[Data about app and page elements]
__________________________________________________

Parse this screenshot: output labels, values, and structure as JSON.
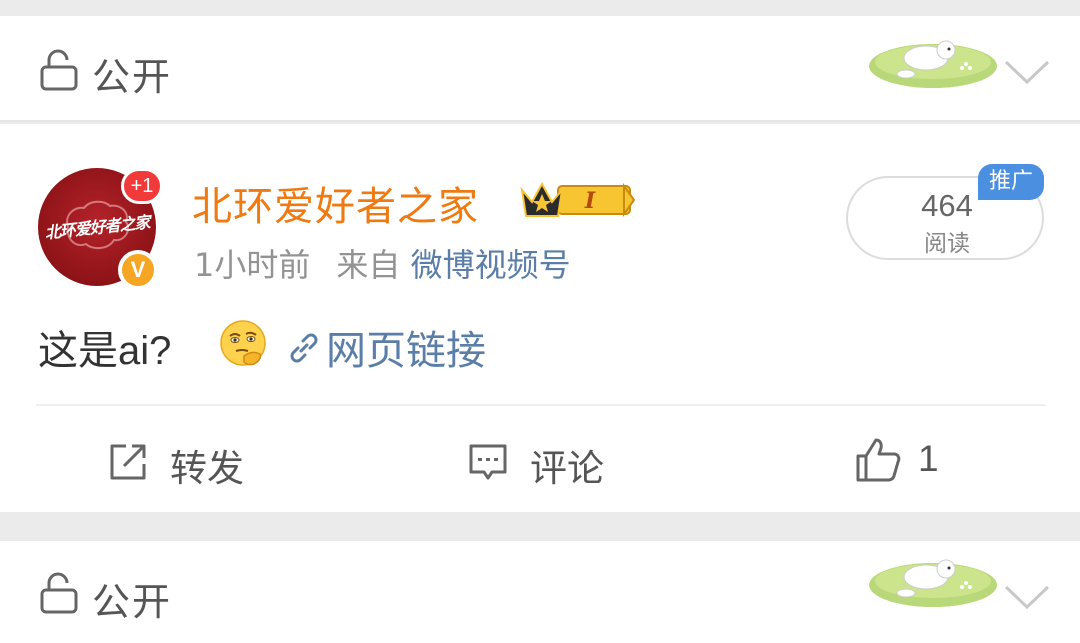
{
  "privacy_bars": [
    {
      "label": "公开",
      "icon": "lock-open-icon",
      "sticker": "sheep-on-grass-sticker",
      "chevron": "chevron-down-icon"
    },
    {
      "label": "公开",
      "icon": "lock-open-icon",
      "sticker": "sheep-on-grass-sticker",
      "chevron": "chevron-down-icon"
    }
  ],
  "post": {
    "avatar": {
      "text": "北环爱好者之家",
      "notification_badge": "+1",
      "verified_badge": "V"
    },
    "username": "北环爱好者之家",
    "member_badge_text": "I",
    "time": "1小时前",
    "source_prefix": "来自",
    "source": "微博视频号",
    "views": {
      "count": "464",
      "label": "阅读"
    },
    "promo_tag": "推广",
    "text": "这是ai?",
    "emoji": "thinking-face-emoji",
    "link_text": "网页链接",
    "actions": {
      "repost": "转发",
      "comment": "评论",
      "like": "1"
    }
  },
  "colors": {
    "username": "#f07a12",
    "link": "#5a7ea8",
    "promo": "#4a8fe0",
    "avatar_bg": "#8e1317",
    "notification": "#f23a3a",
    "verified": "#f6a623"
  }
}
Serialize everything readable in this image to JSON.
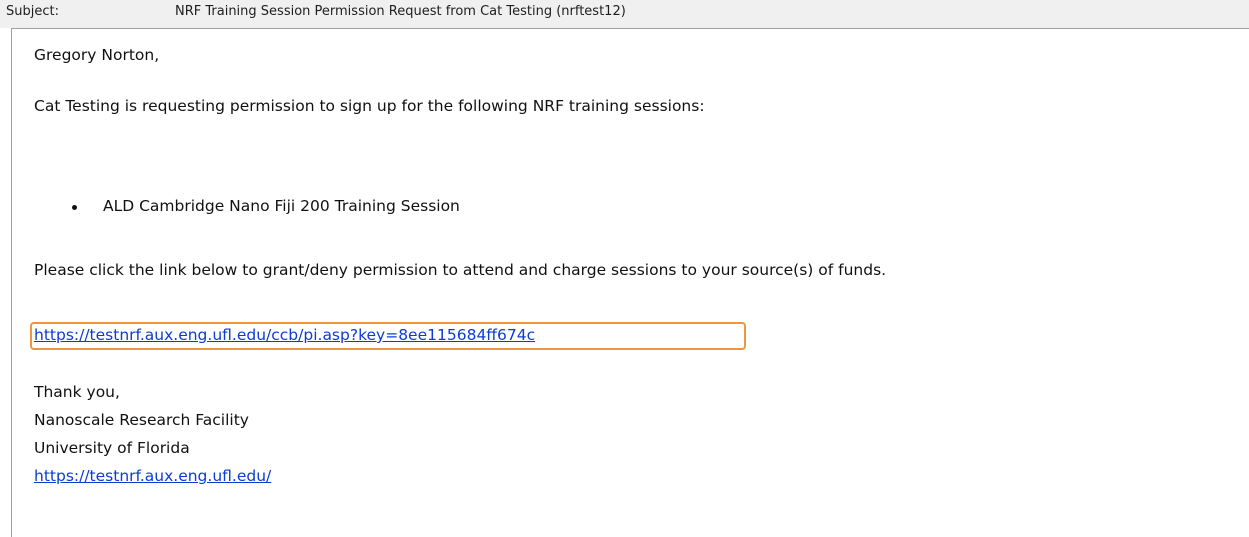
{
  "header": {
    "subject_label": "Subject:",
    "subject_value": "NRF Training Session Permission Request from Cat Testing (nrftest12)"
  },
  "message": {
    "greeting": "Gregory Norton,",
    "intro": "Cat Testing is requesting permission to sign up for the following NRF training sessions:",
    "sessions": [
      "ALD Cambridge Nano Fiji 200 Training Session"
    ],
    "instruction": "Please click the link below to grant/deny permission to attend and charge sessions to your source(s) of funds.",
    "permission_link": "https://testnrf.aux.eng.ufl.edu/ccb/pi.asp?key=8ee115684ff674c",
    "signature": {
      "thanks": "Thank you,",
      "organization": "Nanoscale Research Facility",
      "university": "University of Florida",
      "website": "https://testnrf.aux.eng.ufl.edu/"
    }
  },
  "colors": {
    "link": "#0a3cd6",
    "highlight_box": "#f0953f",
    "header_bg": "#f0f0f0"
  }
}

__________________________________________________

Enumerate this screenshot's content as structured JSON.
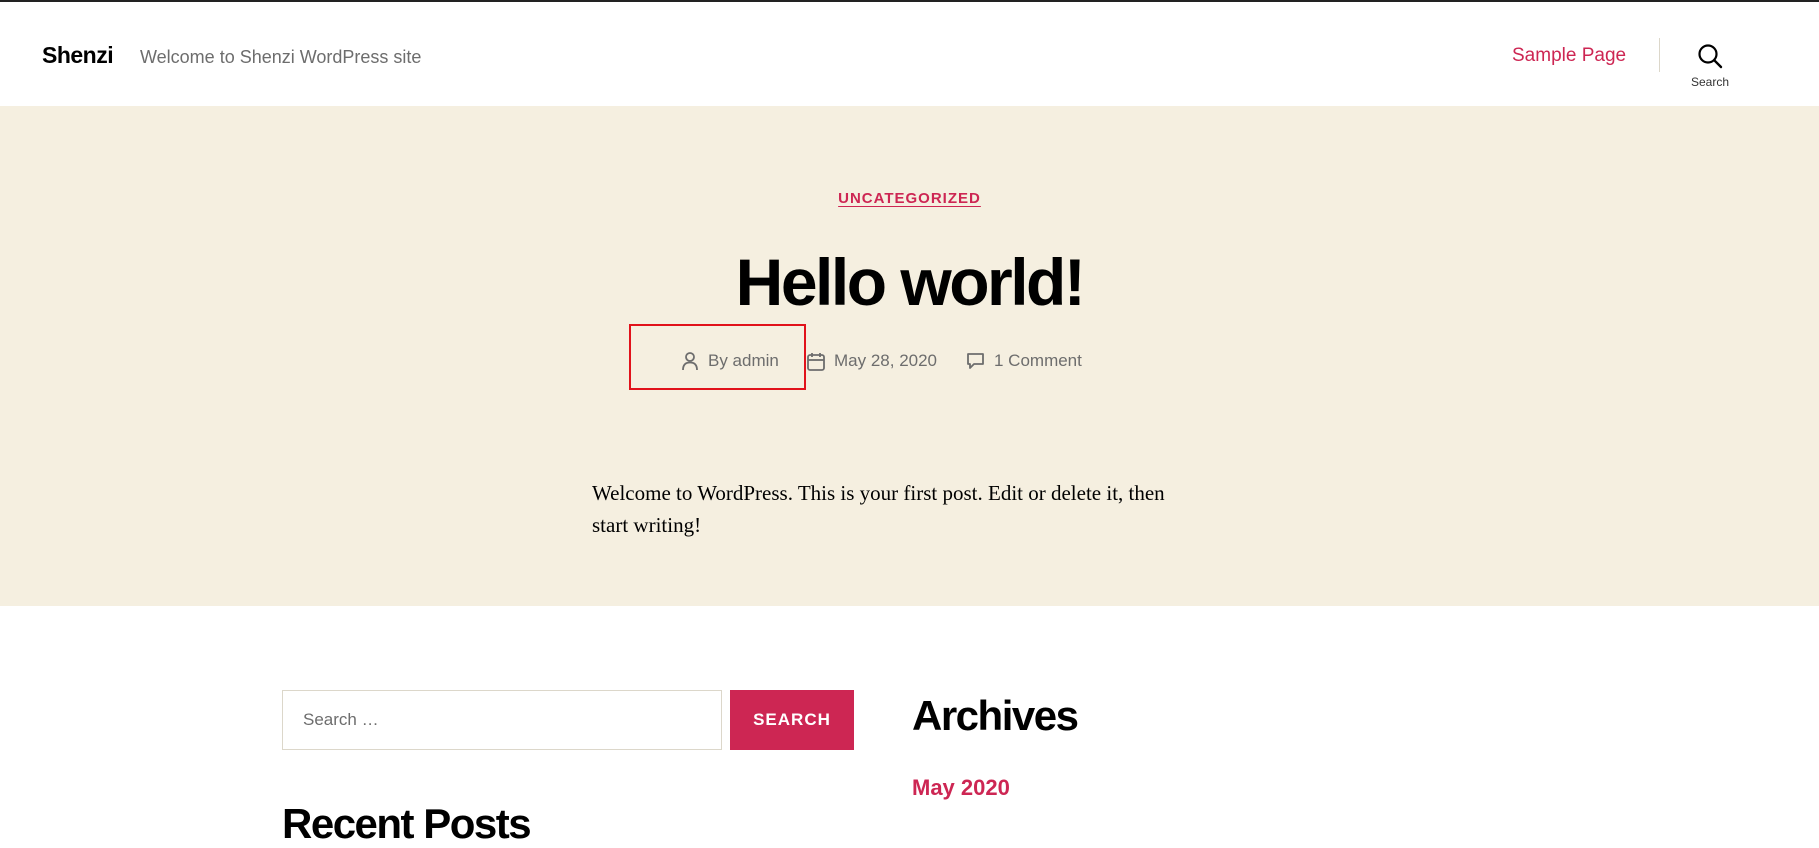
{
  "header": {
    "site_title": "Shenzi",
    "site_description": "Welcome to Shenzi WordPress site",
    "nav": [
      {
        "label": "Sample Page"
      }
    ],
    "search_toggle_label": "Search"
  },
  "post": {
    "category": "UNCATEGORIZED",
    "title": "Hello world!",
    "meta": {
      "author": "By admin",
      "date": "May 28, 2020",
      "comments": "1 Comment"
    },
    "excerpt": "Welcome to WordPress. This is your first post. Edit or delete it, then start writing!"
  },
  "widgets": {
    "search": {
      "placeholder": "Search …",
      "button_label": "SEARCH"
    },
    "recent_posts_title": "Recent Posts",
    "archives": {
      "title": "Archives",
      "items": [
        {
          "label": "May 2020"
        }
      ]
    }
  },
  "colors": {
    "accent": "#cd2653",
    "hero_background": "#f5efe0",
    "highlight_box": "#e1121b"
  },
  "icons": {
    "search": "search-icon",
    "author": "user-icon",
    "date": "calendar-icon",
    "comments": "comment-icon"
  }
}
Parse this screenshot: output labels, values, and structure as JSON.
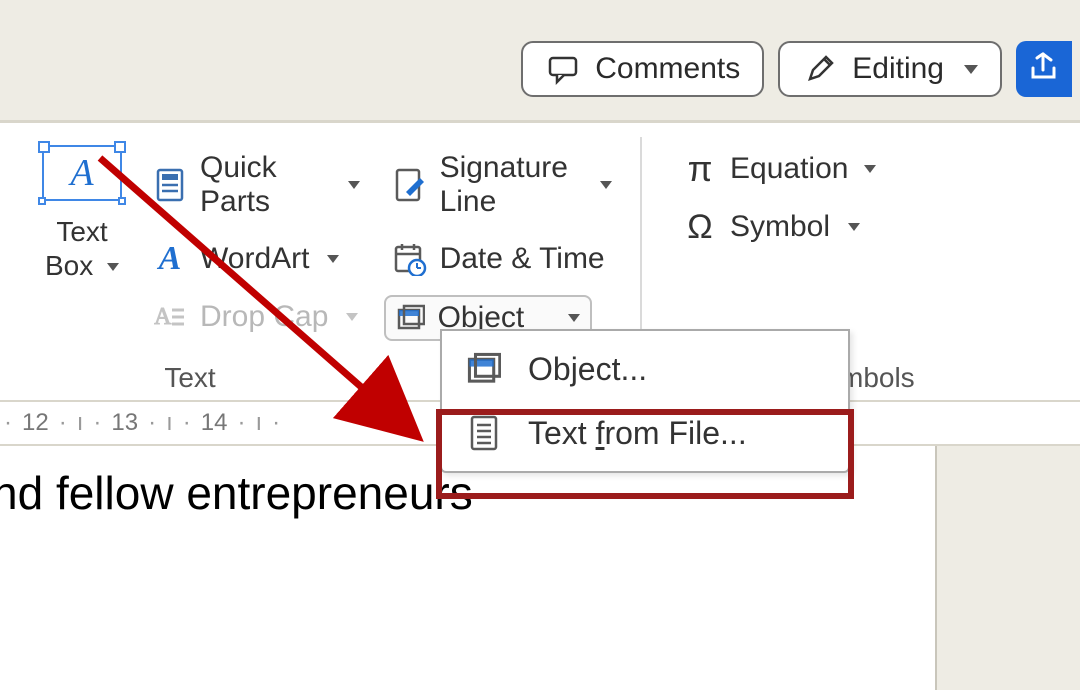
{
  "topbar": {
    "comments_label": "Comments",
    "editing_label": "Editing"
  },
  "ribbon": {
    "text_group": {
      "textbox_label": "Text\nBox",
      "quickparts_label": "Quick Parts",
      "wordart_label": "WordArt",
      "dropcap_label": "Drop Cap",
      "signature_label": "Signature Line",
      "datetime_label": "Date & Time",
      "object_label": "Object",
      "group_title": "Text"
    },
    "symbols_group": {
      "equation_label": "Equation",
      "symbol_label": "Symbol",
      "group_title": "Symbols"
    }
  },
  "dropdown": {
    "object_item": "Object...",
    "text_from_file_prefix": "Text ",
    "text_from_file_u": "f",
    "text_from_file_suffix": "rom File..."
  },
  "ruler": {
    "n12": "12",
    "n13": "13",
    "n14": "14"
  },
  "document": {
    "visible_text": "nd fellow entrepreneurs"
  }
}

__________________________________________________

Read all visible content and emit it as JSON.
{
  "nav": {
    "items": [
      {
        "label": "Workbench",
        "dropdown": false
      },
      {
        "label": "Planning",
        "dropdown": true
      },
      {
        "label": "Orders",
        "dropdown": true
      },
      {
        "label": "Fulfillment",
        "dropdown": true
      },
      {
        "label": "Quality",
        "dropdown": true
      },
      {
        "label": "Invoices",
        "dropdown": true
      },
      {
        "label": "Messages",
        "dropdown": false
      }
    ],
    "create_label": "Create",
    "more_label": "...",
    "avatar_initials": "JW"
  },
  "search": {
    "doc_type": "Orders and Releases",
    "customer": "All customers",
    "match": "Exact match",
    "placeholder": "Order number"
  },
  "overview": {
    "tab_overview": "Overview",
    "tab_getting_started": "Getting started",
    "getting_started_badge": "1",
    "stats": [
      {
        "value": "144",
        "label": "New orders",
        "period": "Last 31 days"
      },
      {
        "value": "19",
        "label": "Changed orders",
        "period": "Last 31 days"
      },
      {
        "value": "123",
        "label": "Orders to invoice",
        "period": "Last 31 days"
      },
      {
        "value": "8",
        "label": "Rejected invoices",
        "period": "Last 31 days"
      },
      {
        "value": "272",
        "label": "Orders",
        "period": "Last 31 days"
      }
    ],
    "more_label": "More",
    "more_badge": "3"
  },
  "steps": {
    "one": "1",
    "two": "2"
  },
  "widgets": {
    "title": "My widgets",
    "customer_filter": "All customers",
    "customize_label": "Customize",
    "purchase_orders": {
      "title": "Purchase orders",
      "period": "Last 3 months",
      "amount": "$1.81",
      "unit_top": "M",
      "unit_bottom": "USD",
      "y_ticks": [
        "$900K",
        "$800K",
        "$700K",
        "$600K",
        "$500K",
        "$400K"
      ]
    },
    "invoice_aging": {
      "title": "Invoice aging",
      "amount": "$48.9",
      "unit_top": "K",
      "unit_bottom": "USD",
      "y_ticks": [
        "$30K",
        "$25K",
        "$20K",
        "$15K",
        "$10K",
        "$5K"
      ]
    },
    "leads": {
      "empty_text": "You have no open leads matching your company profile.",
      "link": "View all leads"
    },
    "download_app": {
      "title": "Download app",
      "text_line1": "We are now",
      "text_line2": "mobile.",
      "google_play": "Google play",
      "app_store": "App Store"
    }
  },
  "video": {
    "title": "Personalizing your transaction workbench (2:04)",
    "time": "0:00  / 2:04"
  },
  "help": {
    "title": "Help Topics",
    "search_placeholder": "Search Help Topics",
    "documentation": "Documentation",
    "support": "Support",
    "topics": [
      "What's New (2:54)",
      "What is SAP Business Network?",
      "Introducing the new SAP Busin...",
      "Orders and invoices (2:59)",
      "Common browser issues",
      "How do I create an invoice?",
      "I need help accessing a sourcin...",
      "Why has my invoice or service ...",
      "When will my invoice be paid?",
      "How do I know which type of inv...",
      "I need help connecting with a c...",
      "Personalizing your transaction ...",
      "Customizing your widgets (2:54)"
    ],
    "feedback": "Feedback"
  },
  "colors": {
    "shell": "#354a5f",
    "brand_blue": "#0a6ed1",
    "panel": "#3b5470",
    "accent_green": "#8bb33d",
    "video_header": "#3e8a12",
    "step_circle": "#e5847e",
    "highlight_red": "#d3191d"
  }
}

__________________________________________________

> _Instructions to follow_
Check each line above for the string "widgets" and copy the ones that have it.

> _Solution to the exercise_
  "widgets": {
  "widgets": {
    "title": "My widgets",
      "Customizing your widgets (2:54)"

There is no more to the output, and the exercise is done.